All everyone seems to be talking about today is Black Friday which is apparently the biggest sale day in the US (like the Boxing Day sales in the UK). Traditionally people line up from early in the morning to be the first through the doors and there are game plans and strategies about hitting the shops and even apps for your iPhone to help plan your lines of attack. I will be checking out the deals online from the comfort of my home and today’s New York Times agrees with me. They suggest that retailers will only have in-store deals on lower-end products like outdated gadgets and on holiday and seasonal item. If you want a true bargain you should consider shopping online for the best deals on higher-priced items. 

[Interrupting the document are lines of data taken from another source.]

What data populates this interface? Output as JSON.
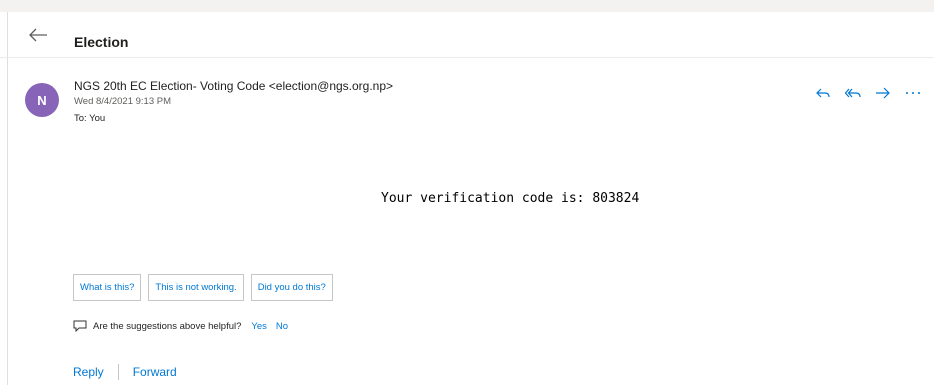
{
  "header": {
    "title": "Election"
  },
  "message": {
    "avatar_letter": "N",
    "sender": "NGS 20th EC Election- Voting Code <election@ngs.org.np>",
    "date": "Wed 8/4/2021 9:13 PM",
    "to": "To: You",
    "body": "Your verification code is: 803824"
  },
  "suggestions": [
    "What is this?",
    "This is not working.",
    "Did you do this?"
  ],
  "feedback": {
    "question": "Are the suggestions above helpful?",
    "yes": "Yes",
    "no": "No"
  },
  "footer": {
    "reply": "Reply",
    "forward": "Forward"
  },
  "colors": {
    "accent": "#0078d4",
    "avatar": "#8764b8"
  },
  "icons": [
    "back-arrow-icon",
    "reply-icon",
    "reply-all-icon",
    "forward-icon",
    "more-icon",
    "feedback-icon"
  ]
}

We’ll see whether tomorrow manages to make a dent in the recession.
I had been waiting and anticipating the launch of this high street collaboration since June when I first tweeted about it. At the time while I was happy about it, I knew my wallet would take a serious hit. The line was released in stores and online on November 2 and I was in the e-shop that morning. 

Stella did not disappoint. I was worried because I had read an article where she mad mentioned wanting to design for her sons, so I thought it would be boy-heavy. In the end, she did not disappoint and there were lots of lovely things for girls too, as well as careful use of non-gender specific colours like grey, chartreuse and white. The colour palette is soft, but modern with lots of designer touches which keep the clothes from looking plain or boring without being too cutesy like a lot of children’s clothes. 

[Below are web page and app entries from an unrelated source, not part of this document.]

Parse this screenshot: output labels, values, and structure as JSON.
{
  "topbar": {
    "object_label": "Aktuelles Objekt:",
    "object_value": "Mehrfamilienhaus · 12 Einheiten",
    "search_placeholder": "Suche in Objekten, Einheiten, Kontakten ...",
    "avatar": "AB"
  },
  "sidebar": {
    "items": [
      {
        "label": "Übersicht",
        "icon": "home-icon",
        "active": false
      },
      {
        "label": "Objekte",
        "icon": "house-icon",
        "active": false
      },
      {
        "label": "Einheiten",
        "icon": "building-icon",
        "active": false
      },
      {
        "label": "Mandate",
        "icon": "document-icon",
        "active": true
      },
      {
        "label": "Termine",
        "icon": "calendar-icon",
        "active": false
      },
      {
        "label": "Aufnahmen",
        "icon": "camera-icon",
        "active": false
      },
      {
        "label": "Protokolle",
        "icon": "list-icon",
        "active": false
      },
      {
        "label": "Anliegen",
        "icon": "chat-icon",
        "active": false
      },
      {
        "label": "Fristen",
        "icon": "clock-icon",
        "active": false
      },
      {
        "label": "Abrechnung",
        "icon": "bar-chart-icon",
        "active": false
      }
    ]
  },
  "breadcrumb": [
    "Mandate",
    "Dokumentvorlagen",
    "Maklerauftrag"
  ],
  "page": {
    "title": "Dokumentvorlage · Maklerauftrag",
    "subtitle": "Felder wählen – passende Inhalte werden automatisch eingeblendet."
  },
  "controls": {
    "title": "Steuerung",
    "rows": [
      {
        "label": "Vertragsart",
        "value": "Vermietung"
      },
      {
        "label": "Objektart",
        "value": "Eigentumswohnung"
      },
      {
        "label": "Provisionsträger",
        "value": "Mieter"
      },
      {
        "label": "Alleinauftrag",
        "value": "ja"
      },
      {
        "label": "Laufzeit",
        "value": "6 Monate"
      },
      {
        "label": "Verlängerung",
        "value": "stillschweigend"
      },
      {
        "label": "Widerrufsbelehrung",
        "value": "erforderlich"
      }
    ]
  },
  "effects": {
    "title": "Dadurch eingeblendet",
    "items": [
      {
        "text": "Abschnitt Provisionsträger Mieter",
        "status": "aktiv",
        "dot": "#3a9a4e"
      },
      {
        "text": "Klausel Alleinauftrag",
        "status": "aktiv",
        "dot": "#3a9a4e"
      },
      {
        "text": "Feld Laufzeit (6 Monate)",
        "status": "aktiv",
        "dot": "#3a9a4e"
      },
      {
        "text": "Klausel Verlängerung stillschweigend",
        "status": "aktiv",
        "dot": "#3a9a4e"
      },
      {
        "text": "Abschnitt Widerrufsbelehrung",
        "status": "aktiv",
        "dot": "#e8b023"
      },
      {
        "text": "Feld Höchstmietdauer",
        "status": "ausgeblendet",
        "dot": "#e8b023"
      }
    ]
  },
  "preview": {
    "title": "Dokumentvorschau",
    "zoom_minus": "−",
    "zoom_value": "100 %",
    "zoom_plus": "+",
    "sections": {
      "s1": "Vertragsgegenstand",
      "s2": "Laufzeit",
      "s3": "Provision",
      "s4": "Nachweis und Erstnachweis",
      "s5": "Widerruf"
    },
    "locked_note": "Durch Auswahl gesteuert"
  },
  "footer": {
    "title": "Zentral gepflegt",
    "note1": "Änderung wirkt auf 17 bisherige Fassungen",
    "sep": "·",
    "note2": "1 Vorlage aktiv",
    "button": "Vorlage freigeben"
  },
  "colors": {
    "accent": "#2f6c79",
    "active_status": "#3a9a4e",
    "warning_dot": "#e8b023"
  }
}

I kept checking back every few days or so and, as expected, many sizes and pieces sold out in days. Pretty impressive considering we're in the middle of a recession and the prices were a little higher than you would normally pay for GapKids and babyGap.
Image: Unknown
I thought she was the best of the Twi-bunch at the movie’s launch on Monday (save for the one ashy knee) but surprisingly she didn’t get much coverage in the post-red carpet fashion reports.
Image: Unkown
Lots of posts about shoes at the moment; some good and some bad. 

I could not believe it when I saw a picture of these shoes from Alexander McQueen’s Spring/Summer 2010 line. Dubbed the "Armadillos” and made of python, they measure an otherworldly 12 inches tall. They’re getting an awful lot of press but I think for all the wrong reasons. 

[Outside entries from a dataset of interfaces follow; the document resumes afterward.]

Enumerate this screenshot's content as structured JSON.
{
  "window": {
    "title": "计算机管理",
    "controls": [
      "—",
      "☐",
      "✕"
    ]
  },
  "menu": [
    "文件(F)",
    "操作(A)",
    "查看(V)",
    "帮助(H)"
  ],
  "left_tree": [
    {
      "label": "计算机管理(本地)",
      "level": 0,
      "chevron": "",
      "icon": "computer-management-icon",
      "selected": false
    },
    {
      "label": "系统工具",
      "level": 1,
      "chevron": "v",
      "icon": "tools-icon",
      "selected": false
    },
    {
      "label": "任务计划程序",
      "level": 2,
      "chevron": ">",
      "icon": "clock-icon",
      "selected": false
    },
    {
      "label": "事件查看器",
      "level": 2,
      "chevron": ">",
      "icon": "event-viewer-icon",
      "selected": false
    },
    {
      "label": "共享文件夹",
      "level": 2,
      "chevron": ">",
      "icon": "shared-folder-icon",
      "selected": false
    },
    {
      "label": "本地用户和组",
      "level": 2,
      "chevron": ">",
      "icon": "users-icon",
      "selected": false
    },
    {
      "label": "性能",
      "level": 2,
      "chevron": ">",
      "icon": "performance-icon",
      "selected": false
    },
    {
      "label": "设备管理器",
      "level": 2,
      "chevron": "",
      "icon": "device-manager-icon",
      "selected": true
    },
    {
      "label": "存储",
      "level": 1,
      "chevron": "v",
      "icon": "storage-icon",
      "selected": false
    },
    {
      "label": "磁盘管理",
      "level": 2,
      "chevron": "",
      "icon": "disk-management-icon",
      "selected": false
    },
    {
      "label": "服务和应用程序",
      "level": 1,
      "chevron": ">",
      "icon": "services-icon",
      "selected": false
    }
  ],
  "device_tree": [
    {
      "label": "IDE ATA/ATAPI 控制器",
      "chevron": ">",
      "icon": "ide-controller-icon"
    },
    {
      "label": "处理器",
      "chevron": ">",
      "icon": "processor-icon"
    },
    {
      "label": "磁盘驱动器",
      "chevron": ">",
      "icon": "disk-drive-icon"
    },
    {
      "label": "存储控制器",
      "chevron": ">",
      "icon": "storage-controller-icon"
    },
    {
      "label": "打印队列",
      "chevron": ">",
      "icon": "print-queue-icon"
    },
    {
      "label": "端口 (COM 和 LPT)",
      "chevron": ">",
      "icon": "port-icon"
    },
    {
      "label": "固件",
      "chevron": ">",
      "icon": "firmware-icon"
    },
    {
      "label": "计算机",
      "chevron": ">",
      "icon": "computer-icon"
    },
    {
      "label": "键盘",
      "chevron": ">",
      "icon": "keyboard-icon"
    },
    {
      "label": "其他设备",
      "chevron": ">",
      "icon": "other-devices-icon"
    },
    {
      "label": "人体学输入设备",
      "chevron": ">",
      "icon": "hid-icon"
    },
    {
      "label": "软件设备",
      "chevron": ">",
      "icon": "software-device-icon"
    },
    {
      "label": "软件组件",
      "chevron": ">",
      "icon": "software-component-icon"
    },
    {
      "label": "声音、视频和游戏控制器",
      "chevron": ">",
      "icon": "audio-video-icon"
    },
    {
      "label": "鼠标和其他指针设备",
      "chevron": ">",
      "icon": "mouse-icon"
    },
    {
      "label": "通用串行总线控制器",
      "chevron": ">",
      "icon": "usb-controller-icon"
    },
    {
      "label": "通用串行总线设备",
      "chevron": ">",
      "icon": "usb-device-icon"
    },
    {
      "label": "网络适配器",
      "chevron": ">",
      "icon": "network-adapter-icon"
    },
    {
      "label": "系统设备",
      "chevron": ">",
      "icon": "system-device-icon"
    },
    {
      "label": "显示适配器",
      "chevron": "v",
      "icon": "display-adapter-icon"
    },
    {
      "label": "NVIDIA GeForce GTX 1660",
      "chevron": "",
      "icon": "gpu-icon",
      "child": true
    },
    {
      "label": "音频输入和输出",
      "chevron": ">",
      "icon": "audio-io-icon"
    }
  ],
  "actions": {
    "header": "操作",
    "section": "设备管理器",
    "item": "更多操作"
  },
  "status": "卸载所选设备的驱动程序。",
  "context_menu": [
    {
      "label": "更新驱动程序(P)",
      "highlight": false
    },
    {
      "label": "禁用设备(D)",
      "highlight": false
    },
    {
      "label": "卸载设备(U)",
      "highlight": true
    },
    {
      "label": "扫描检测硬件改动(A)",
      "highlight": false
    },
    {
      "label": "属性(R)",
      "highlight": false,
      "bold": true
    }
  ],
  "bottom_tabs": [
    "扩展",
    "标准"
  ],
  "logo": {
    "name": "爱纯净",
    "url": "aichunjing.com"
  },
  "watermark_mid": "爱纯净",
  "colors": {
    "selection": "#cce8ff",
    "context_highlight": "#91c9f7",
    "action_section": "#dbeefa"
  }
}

When I see fashion like this (and there are a few others I could name who fall into this category) I am convinced that some designers are misogynists with a warped sense of humour. I’m not too impressed with the vacuous women who rush out to purchase these things in a vain attempt to prove how fashionable they are.
Photo: Mykromag
I came across these gorgeous 6 inch, spiked patent heels by Louise Goldin for Top Shop the other day. High Street/designer collaborations seem to be the way to go in the recession. Glad to see good design is not being compromised.

With the anticipated coming of colder weather (though it has yet to make an appearance here) I have started updating my winter wardrobe. One of my purchases included what appeared to be a cozy cashmere scarf striped taupe and black (see above left in photo). Only when the item arrived did I realize the scarf was in fact a single loop without open ends as I am used to. I had never come across this before but thought it was a cool and different perspective on the scarf. The online retailer I bought it from describes it and other similar items as an “infinity scarf” which also has a nice ring to it.

It would appear however that this item is neither unique nor cool having just been re-branded by ever-savvy US marketing men. Step forward the “snood” as it is known in the UK (a version pictured in pink on the right of the photo), a woolen tube which, according to the Guardian newspaper’s fashion statement, is the “love child of the scarf and the hood and sits snugly around the neck, keeping out stray autumnal chills”. The snood is apparently part of the on-going 80s redux that is happening at the moment and is being brought back to us by everyone from Burberry to Michael Kors. 

Makes it all a little less chic, doesn’t it? I know which name I prefer.